An Illinois resident has voluntarily withdrawn his facial recognition lawsuit against the Chicago Blackhawks hockey team. Plaintiff James Allen had alleged that the team violated the state’s Biometric Information Privacy Act (BIPA) when it captured and stored his facial biometrics without his consent using security cameras during a game at the United Center on December 18, 2018.
The plaintiff filed his initial complaint in Cook County in March of 2020, and had been hoping to drum up support for a larger class action lawsuit. In that regard, Allen argued that anyone who attended a game between October 15, 2014, and his game in 2018 may have been captured on the Blackhawks cameras. The Blackhawks denied any wrongdoing, citing language on its tickets that absolves the team from legal action stemming from events at the United Center, and arguing that the two years between the game and Allen’s initial filing limited the scope of the affected class due to a two-year limitations period.
It’s ultimately unclear if those arguments were compelling enough on their own to bring the lawsuit to a conclusion, or even if the Blackhawks did, in fact, collect Allen’s biometric data (the team denied having done so in an earlier response). A Blackhawks spokesperson indicated that Allen withdrew his complaint in response to a legal document that was filed on August 23, 2021, but declined to offer any details about what information that document might have contained. The two sides have been battling over discovery in the case for much of the past year.
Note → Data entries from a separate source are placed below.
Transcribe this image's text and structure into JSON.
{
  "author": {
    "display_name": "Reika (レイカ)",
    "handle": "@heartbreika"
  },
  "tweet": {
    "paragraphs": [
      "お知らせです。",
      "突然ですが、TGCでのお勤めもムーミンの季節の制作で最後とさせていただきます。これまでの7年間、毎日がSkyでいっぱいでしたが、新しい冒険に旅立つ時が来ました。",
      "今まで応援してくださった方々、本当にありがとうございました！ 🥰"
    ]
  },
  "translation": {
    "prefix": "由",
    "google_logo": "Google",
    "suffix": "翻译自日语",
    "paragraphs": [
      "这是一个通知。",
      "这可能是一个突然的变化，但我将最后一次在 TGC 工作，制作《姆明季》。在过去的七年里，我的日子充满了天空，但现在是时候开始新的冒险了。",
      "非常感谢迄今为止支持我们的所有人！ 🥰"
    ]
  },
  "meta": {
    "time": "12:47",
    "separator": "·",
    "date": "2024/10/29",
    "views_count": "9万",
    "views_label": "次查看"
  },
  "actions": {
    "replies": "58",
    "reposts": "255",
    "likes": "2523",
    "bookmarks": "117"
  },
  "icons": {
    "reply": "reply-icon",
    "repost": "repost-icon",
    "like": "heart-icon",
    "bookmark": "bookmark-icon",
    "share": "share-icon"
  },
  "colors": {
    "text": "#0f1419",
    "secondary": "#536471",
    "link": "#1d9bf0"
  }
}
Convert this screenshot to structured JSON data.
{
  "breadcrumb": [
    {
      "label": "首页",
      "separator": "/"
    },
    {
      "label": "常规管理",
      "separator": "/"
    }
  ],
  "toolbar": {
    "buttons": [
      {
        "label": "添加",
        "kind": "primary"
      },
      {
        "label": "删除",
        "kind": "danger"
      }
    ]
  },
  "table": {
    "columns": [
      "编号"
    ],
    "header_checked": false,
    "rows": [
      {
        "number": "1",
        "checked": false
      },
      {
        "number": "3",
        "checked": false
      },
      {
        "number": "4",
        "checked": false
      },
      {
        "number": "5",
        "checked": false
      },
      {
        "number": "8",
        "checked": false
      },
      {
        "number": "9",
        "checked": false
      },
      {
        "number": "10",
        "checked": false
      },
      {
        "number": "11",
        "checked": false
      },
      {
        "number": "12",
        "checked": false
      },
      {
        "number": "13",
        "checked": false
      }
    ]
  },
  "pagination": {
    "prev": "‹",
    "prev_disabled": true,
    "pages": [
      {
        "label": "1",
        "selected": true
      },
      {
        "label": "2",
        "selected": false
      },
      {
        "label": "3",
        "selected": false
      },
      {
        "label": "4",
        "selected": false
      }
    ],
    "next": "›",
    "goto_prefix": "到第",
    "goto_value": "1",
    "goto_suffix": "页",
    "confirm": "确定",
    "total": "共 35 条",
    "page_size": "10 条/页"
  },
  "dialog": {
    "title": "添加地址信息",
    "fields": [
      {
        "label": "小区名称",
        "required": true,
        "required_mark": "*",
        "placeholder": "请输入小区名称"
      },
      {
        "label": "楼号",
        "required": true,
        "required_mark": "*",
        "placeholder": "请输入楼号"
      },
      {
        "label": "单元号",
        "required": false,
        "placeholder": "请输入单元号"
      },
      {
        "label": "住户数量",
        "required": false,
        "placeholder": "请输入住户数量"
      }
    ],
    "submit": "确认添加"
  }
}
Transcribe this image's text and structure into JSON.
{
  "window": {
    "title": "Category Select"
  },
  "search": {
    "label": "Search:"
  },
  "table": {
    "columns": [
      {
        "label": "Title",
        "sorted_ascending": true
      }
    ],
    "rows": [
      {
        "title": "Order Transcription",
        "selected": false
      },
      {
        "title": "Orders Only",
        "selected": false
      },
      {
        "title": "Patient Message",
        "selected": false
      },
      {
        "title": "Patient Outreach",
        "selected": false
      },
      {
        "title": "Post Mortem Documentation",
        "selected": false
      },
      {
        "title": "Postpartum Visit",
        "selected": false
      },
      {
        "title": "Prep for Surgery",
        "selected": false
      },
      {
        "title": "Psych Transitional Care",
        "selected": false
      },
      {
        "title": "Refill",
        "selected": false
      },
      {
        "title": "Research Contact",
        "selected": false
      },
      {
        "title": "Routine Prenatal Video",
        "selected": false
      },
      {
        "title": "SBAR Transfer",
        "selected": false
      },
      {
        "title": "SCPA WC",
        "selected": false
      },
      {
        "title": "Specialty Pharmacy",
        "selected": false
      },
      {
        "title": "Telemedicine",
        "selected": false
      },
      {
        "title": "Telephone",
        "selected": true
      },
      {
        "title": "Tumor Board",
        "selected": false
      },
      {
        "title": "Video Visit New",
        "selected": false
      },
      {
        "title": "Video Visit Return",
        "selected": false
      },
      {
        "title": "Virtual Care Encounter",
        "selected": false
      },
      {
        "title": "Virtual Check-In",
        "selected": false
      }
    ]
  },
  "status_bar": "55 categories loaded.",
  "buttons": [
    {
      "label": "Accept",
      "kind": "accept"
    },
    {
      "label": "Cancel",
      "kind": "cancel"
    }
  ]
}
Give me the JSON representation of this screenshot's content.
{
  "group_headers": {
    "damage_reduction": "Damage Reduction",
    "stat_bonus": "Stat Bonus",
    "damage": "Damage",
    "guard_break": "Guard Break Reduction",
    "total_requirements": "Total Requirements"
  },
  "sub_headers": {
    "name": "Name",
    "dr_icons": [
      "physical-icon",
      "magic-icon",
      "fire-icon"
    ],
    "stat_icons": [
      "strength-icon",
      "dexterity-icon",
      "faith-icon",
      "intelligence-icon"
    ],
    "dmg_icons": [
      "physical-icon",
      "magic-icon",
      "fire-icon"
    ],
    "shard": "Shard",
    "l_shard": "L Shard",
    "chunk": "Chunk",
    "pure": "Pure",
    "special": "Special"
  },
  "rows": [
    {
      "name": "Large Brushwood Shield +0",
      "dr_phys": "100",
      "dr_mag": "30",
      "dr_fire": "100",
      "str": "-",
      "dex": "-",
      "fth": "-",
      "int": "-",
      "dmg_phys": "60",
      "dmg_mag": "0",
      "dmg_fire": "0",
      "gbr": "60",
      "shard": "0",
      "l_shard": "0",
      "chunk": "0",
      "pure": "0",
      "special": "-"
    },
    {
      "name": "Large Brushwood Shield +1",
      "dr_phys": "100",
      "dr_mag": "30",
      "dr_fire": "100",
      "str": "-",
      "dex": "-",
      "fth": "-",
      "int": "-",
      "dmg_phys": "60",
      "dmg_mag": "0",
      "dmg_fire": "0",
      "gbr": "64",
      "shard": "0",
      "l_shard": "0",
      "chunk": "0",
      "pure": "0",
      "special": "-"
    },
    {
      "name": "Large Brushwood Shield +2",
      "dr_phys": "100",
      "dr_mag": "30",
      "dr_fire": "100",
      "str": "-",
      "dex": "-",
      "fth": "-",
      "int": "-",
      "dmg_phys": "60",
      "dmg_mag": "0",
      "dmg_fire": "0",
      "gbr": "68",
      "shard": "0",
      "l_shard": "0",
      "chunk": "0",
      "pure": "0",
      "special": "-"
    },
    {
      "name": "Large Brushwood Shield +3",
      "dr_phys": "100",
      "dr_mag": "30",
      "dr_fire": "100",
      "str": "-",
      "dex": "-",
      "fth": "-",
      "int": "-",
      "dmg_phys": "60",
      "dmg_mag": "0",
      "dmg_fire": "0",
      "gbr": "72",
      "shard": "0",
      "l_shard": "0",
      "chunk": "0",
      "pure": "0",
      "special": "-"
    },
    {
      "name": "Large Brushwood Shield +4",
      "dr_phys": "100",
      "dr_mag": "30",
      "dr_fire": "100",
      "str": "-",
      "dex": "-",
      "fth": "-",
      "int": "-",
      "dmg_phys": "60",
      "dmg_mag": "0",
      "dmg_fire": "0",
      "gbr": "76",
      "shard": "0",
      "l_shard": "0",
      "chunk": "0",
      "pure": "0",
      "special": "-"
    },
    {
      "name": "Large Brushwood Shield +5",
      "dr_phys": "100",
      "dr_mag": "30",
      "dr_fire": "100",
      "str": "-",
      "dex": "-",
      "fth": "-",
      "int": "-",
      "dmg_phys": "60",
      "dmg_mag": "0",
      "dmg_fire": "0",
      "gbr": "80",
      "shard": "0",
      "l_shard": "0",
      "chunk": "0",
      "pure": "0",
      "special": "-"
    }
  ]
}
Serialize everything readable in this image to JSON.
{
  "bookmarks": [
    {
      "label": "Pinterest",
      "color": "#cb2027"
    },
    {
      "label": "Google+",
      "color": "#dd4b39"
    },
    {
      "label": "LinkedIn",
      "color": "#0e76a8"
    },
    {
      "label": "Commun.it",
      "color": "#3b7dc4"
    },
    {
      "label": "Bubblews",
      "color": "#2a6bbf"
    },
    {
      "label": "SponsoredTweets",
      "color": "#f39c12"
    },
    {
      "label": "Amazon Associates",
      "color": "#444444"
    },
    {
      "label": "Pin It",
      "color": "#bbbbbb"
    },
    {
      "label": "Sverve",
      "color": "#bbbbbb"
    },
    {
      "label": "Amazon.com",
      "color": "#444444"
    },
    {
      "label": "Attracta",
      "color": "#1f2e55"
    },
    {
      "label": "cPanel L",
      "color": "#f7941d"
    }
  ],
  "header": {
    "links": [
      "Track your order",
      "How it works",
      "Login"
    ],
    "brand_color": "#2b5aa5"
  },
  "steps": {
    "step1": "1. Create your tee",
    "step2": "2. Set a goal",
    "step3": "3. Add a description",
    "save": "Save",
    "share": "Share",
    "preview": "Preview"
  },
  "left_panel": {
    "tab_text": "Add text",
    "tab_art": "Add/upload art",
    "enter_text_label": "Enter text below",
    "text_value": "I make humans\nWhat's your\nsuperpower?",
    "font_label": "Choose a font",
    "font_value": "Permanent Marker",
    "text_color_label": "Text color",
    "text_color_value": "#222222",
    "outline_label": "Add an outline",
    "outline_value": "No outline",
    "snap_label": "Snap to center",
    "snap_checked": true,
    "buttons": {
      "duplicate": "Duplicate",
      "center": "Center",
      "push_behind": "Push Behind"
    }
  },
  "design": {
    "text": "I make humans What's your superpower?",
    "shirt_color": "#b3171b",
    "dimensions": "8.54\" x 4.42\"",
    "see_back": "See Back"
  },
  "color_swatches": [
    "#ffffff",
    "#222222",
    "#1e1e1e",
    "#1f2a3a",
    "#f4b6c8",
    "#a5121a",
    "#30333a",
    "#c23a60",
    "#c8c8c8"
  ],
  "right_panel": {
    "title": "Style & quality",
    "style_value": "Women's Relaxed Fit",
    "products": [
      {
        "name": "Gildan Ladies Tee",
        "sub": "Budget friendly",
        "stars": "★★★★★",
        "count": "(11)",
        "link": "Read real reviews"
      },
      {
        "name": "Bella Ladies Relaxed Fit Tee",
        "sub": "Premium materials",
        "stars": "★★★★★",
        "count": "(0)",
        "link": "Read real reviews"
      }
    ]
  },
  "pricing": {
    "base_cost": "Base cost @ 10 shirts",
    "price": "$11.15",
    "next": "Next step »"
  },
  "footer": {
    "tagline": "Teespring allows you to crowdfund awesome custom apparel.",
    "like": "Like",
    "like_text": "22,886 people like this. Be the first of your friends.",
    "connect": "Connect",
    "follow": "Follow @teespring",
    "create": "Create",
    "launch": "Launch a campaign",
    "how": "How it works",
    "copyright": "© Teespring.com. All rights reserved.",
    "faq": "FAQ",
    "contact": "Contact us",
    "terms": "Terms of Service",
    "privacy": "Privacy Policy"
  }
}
On that front, Allen had argued that the Blackhawks did not notify him about their use of facial recognition technology, or convey how that information would be stored and used. The BIPA law requires businesses to obtain express written consent before collecting anyone’s biometric information, and the Blackhawk’s ticket language may or may not meet that legal standard.
Whatever the case, the Blackhawks organization is one of the few that has emerged from a BIPA lawsuit relatively unscathed. TikTok and Walmart have settled BIPA suits for $92 million and $10 million, respectively, while Facebook reached a landmark $650 million settlement back in the summer of 2020.
September 8, 2021 – by Eric Weiss